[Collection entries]

○ ○ ○

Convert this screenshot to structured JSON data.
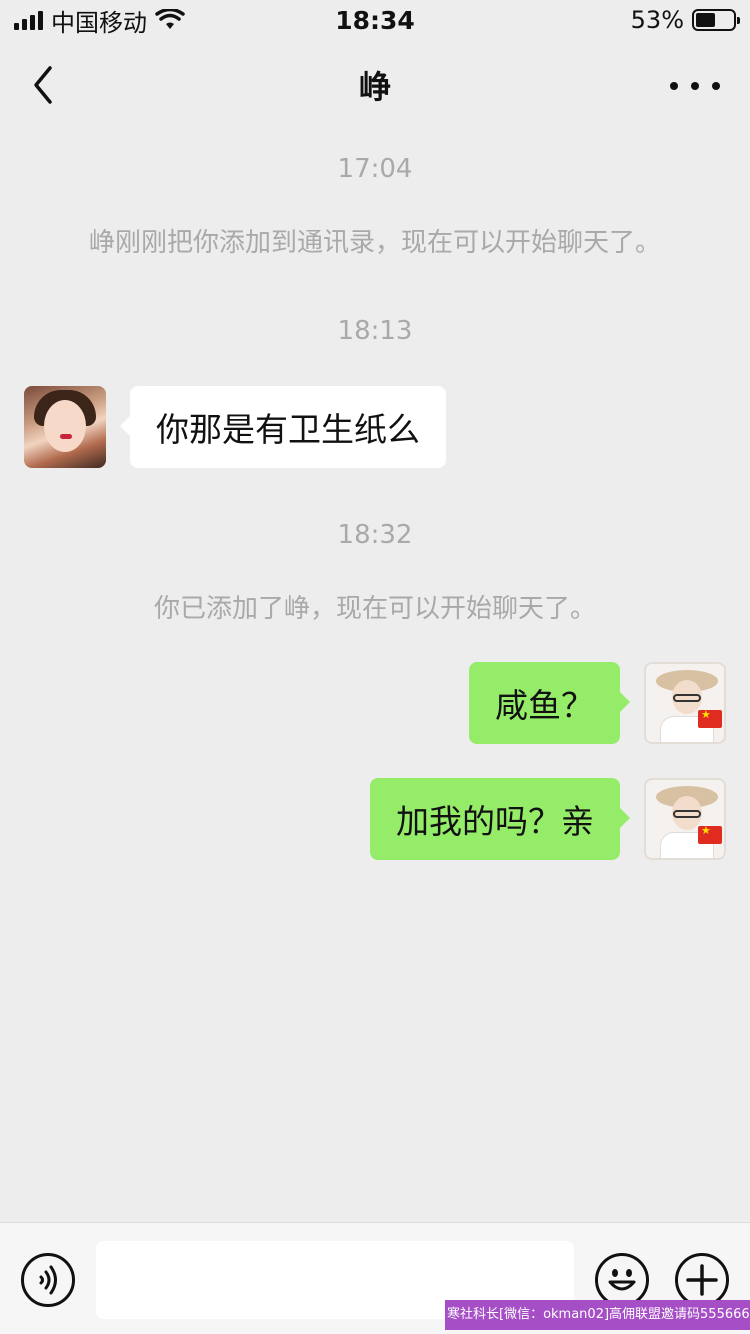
{
  "status_bar": {
    "carrier": "中国移动",
    "time": "18:34",
    "battery_text": "53%",
    "battery_level": 0.53
  },
  "nav": {
    "title": "峥",
    "back_icon": "chevron-left-icon",
    "more_icon": "more-dots-icon"
  },
  "messages": [
    {
      "type": "time",
      "text": "17:04"
    },
    {
      "type": "system",
      "text": "峥刚刚把你添加到通讯录，现在可以开始聊天了。"
    },
    {
      "type": "time",
      "text": "18:13"
    },
    {
      "type": "incoming",
      "text": "你那是有卫生纸么"
    },
    {
      "type": "time",
      "text": "18:32"
    },
    {
      "type": "system",
      "text": "你已添加了峥，现在可以开始聊天了。"
    },
    {
      "type": "outgoing",
      "text": "咸鱼？"
    },
    {
      "type": "outgoing",
      "text": "加我的吗？亲"
    }
  ],
  "input_bar": {
    "text_value": "",
    "voice_icon": "voice-icon",
    "emoji_icon": "emoji-icon",
    "plus_icon": "plus-icon"
  },
  "watermark": "寒社科长[微信：okman02]高佣联盟邀请码555666",
  "colors": {
    "background": "#ededed",
    "outgoing_bubble": "#95ec69",
    "incoming_bubble": "#ffffff",
    "system_text": "#a9a9a9"
  }
}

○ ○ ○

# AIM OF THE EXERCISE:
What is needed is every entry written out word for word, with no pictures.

# SOLUTION TO THIS TASK:
Convert this screenshot to structured JSON data.
{
  "status_bar": {
    "carrier": "中国移动",
    "time": "18:34",
    "battery_text": "53%",
    "battery_level": 0.53
  },
  "nav": {
    "title": "峥",
    "back_icon": "chevron-left-icon",
    "more_icon": "more-dots-icon"
  },
  "messages": [
    {
      "type": "time",
      "text": "17:04"
    },
    {
      "type": "system",
      "text": "峥刚刚把你添加到通讯录，现在可以开始聊天了。"
    },
    {
      "type": "time",
      "text": "18:13"
    },
    {
      "type": "incoming",
      "text": "你那是有卫生纸么"
    },
    {
      "type": "time",
      "text": "18:32"
    },
    {
      "type": "system",
      "text": "你已添加了峥，现在可以开始聊天了。"
    },
    {
      "type": "outgoing",
      "text": "咸鱼？"
    },
    {
      "type": "outgoing",
      "text": "加我的吗？亲"
    }
  ],
  "input_bar": {
    "text_value": "",
    "voice_icon": "voice-icon",
    "emoji_icon": "emoji-icon",
    "plus_icon": "plus-icon"
  },
  "watermark": "寒社科长[微信：okman02]高佣联盟邀请码555666",
  "colors": {
    "background": "#ededed",
    "outgoing_bubble": "#95ec69",
    "incoming_bubble": "#ffffff",
    "system_text": "#a9a9a9"
  }
}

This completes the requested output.